When played as parody or satire, the Hillbilly Horror brings only a few entries to the table, with Tucker & Dale Vs. Evil and The Cabin in the Woods being the best of what’s out there. Throw in the supernatural, and The Evil Dead films take the crown. There are a lot of films that dabble with the Hillbilly Horror genre, the most well-known being the Friday the 13th series, Motel Hell, and Camp Sleepaway, though most of these are more straight-up slashers. More recently, Cabin Fever and Wrong Turn, each with their own franchises and remakes, definitely fall into the Hillbilly Horror category, but nonetheless offer tired and worn out stereotypes that fail to create tension or amuse beyond the first viewing. The horror of this trope comes from the setting, the fact that the crazed clans get away with the evil again and again, and the natural fear of being the ‘other’, from both sides of the fence. Adding more violence and gory special effects doesn’t make anything scarier, that just makes them more violent and gory, and often completely undermines the power of the setting and characters.
Sadly, we’re likely to see more of these films, and with that comes more pushback from certain groups concerning them. Universal recently shelved their film, The Hunt, which was basically a remake of The Most Dangerous Game with a larger cast and more violence, due to conservatives being quite unhappy with the concept of ‘elites vs. deplorables’, even though it was the deplorables that were the ultimate heroes of the story. The Hunt looked like it might fall into the Hillbilly Horror category albeit subverted and cast against type. The pushback and subsequent shelving of the film from conservative pressure sets a dangerous precedent and reeks of censorship, but also brings a certain sentiment to mind, that a lot of the films and stories with this genre are using outdated stereotypes to fulfill certain cardboard character cut-outs that lends to sloppy storylines and overall lazy writing. If we’re to continue to use this trope, then we’re going to have to do better than the likes of Cabin Fever or Wrong Turn. Who knows if The Hunt would have been of more quality than the usual fare, perhaps even with somewhat of an underlying message about the current the state of America. Hopefully, Universal will see they’ve made a mistake cowering to unsubstantiated pressure and will release the film at a later date.

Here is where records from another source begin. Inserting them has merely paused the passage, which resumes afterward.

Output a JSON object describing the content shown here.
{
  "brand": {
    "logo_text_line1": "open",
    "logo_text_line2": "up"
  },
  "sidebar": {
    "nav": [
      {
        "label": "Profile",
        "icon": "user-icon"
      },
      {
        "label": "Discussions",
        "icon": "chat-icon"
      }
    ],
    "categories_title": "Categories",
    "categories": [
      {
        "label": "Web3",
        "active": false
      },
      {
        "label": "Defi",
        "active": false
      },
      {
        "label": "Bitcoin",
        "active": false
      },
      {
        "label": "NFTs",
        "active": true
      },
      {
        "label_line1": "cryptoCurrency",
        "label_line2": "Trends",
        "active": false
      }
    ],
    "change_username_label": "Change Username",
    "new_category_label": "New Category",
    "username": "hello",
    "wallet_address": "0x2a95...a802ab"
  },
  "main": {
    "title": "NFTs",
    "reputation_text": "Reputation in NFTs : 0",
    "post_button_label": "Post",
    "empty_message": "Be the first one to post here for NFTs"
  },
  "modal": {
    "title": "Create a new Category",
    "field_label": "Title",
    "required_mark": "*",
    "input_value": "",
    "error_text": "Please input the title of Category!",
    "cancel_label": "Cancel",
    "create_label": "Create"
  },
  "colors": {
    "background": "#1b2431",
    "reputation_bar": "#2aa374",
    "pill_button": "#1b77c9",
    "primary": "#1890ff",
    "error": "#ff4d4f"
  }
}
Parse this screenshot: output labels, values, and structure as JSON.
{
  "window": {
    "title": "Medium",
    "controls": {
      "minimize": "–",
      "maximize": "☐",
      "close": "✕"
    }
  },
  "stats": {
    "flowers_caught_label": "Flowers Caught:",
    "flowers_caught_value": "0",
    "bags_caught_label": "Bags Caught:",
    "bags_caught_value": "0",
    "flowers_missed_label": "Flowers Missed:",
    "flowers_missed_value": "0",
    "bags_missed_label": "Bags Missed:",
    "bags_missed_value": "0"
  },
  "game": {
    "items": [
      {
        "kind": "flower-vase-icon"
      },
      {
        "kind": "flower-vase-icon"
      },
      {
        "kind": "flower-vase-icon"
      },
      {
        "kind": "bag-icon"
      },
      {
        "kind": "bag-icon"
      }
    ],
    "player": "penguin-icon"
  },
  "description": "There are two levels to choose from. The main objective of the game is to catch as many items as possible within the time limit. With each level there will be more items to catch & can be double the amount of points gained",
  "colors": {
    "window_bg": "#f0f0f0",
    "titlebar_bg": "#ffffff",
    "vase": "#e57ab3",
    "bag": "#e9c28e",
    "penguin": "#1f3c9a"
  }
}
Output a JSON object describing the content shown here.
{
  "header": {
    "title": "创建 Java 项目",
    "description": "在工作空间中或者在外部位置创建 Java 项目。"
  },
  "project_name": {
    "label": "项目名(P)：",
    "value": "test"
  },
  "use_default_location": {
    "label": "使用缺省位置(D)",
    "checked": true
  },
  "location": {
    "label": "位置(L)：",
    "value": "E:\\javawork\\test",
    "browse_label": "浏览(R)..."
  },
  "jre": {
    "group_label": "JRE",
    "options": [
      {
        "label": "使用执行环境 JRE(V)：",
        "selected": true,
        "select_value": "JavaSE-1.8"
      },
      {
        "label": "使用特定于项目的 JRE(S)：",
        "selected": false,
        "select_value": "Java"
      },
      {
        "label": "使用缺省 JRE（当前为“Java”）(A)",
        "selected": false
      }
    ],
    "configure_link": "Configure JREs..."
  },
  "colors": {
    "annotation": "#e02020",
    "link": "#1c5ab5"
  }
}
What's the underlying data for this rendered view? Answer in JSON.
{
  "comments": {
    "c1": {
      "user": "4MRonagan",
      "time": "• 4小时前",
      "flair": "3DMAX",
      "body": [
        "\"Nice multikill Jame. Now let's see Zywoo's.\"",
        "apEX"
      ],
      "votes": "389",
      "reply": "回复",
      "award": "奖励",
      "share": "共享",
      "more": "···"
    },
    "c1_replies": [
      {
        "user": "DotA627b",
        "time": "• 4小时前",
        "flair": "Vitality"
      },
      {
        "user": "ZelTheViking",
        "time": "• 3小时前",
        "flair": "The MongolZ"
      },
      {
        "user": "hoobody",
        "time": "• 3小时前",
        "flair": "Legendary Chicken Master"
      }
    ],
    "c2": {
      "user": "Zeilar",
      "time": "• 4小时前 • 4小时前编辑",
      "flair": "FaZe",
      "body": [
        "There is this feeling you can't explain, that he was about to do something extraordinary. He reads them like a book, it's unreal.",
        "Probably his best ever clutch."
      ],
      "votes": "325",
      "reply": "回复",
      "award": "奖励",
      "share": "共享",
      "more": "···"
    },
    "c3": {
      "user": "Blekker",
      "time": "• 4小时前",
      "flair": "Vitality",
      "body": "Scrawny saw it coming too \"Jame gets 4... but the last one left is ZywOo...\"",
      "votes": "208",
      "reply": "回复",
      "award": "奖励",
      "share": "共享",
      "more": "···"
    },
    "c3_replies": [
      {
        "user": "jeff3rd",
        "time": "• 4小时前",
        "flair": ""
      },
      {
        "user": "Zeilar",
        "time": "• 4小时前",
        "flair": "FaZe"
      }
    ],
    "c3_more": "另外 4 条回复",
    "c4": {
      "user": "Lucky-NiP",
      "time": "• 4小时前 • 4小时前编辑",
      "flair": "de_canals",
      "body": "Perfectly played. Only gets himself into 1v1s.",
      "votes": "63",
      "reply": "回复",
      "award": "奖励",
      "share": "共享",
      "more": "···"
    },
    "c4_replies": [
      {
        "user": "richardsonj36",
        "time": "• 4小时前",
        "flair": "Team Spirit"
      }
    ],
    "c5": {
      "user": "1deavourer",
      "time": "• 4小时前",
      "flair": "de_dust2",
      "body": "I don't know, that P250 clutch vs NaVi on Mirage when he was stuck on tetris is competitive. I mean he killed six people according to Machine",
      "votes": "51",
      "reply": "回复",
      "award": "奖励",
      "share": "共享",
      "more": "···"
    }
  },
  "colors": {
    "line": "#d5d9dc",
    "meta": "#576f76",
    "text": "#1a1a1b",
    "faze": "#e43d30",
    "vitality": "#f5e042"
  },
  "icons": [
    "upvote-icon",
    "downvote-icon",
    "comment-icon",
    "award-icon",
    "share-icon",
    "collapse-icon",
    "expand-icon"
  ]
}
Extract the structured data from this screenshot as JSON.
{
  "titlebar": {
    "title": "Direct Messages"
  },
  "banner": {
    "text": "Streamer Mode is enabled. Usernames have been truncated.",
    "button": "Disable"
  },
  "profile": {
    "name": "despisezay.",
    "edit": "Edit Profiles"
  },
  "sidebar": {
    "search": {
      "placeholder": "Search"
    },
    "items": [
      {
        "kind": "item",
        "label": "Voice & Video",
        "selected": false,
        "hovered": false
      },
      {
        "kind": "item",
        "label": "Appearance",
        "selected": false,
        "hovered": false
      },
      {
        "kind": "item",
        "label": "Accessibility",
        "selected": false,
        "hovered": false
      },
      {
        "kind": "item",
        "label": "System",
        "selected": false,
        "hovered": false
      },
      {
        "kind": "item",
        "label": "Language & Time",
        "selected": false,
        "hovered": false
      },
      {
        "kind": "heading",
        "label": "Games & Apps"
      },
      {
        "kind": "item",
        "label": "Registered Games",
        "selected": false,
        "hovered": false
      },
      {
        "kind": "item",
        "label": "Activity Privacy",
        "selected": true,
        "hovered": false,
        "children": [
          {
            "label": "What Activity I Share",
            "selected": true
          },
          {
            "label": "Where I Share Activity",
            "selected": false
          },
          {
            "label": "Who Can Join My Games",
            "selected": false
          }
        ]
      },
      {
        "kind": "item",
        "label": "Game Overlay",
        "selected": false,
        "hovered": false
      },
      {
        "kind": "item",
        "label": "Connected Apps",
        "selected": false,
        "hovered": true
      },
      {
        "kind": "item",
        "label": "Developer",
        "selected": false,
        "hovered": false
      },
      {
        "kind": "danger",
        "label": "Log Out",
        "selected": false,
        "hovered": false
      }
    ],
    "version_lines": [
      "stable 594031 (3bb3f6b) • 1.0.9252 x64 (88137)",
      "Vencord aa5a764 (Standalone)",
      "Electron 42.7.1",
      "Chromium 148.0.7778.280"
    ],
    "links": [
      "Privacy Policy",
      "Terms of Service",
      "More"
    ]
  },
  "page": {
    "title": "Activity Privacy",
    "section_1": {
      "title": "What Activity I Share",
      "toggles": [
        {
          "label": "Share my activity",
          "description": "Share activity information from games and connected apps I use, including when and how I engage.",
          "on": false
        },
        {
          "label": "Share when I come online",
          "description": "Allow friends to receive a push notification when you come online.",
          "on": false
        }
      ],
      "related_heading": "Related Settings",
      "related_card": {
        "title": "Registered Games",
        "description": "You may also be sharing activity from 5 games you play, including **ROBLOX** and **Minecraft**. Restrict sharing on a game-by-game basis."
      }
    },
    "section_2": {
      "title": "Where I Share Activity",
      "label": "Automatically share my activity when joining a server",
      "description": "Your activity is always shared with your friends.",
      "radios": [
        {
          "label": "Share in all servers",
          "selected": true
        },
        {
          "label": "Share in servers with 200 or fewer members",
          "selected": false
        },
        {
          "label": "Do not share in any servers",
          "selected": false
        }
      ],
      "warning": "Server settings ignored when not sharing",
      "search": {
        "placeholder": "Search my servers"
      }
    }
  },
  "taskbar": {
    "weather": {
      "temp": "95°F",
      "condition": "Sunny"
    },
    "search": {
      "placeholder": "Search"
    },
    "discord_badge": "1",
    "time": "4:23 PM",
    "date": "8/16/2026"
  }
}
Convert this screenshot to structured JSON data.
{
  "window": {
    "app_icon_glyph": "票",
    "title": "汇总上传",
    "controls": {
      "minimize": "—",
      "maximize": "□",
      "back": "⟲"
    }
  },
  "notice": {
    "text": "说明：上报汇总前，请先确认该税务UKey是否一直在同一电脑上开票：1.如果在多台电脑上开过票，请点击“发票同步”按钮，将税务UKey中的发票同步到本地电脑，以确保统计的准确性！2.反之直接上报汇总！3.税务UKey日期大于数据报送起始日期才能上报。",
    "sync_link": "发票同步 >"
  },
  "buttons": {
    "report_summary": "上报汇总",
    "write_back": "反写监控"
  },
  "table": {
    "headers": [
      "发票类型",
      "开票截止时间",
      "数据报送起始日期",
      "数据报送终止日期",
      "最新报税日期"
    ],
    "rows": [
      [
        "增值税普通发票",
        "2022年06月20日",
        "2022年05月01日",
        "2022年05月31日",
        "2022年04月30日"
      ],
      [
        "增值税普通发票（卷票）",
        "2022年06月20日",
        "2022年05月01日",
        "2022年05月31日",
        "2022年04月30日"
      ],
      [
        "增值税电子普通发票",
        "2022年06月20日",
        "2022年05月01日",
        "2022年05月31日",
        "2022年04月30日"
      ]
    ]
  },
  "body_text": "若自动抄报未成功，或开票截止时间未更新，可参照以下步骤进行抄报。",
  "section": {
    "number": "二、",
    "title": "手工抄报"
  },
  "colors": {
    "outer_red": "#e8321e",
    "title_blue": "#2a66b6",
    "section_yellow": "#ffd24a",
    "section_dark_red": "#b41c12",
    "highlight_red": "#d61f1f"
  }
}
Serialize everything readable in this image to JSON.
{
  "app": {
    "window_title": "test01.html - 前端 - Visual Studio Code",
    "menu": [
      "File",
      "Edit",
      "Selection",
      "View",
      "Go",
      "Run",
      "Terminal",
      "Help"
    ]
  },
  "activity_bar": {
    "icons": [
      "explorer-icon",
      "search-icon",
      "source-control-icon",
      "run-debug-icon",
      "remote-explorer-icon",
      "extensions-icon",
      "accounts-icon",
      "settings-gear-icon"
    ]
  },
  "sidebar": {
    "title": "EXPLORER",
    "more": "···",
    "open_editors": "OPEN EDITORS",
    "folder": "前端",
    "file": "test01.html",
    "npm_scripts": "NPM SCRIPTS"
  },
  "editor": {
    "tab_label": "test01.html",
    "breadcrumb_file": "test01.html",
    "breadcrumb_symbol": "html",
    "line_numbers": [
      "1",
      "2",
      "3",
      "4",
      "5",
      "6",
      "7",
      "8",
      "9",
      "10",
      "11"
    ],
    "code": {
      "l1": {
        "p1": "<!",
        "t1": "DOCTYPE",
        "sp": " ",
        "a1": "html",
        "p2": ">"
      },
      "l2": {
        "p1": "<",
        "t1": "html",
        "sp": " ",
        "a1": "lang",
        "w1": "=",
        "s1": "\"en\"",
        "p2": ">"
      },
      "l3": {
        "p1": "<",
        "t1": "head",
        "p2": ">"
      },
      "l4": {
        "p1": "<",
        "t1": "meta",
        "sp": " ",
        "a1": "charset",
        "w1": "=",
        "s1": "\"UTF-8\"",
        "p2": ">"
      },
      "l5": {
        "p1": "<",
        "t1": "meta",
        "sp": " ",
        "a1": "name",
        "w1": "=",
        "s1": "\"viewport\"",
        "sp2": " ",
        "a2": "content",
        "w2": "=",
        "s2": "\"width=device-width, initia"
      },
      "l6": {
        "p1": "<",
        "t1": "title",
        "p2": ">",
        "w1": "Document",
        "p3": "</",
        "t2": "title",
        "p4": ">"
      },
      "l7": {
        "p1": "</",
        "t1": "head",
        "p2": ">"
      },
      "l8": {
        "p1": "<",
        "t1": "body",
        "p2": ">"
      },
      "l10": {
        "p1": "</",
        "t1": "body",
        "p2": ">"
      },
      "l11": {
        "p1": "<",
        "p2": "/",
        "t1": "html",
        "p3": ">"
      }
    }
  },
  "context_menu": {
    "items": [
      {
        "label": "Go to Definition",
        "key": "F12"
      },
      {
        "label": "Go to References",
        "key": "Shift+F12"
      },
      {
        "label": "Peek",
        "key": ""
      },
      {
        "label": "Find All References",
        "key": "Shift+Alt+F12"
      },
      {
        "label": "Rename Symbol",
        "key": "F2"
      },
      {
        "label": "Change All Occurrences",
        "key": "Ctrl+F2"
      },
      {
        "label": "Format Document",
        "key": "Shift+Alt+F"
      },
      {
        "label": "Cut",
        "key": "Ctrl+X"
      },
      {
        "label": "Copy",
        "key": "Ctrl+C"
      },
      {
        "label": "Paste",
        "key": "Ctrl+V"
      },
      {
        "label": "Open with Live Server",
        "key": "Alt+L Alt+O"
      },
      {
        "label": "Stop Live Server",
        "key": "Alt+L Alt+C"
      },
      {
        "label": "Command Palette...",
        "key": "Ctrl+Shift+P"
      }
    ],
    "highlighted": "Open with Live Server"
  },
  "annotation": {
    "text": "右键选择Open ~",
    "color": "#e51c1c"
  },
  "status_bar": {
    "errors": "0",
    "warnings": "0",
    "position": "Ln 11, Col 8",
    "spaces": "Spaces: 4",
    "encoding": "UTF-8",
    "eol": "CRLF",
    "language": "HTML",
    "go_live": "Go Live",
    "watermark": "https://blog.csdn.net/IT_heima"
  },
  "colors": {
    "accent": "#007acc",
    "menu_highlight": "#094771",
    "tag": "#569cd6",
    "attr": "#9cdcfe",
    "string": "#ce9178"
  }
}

For the Hillbilly Horror trope, it’s important to note that the best of these use the concept of family and togetherness ramped up to eleven in ways that most normal people would view as abnormal and even horrifying, yet these are the same moral qualities instilled within all of us from birth. These backwoods, often murderous people are mirror images of those that invade their homes uninvited, and they are merely protecting their property and each other. There’s nothing more important than family, and even the family that kills together, stays together. What makes this genre so scary is that it could really happen, that there are families out there, separated from civilization, living off the land either by choice or severe socio-economic conditions, that are just like me and you, and their family values are just as important as ours. So maybe if you’re out camping with some friends and you hear something crashing through the woods at night, just remember that you’re the visitors, and someone out there might not think you’re very welcome.